What the task requires:
Below are the records. State how many of their lines hold the word "title", and add nothing else.

▽

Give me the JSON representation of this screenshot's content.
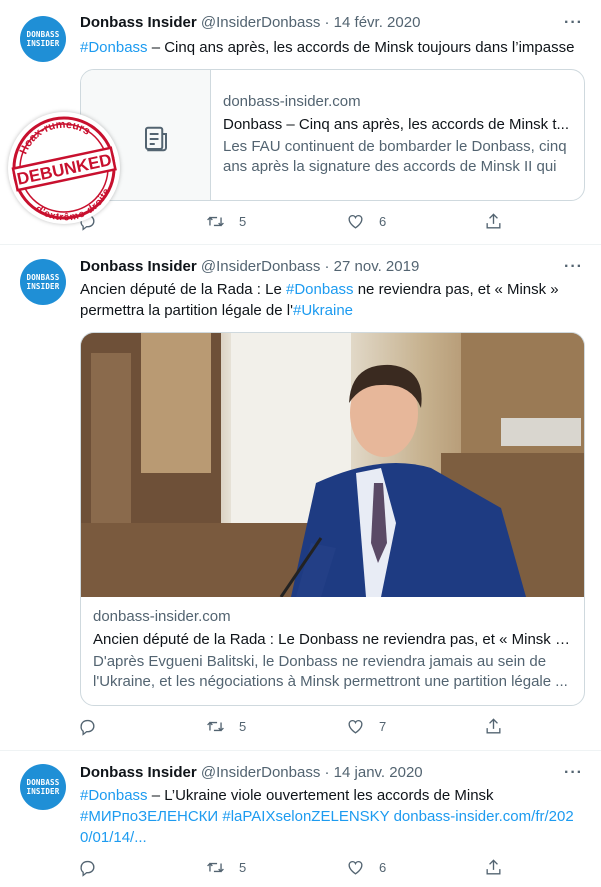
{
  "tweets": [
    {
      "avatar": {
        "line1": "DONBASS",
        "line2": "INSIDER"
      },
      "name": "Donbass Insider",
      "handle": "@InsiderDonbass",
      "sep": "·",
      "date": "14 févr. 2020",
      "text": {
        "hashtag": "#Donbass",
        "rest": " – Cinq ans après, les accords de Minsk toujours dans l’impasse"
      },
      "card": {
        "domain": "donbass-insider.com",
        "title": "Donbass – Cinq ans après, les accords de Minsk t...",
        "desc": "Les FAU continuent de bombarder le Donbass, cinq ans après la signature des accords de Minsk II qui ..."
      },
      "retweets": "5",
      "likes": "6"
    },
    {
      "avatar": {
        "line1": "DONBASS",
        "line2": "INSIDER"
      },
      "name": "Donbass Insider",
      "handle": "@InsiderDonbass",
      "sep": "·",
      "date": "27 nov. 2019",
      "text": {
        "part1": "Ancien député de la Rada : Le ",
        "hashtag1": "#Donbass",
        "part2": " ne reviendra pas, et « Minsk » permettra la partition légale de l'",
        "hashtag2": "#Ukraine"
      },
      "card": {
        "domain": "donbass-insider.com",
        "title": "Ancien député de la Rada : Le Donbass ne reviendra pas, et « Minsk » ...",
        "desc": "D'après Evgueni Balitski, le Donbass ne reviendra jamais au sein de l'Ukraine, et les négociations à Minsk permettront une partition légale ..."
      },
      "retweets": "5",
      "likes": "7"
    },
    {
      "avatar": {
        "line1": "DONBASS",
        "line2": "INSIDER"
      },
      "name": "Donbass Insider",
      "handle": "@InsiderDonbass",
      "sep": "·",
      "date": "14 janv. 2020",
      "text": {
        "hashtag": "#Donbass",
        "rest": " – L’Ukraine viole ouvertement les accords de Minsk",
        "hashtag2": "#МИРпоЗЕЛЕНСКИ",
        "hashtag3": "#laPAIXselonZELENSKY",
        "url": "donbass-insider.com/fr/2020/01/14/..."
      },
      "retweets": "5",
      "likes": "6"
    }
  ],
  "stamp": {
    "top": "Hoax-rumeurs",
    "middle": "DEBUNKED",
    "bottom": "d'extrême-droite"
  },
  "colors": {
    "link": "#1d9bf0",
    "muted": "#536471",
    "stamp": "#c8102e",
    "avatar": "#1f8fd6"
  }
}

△

Solved exercise:
2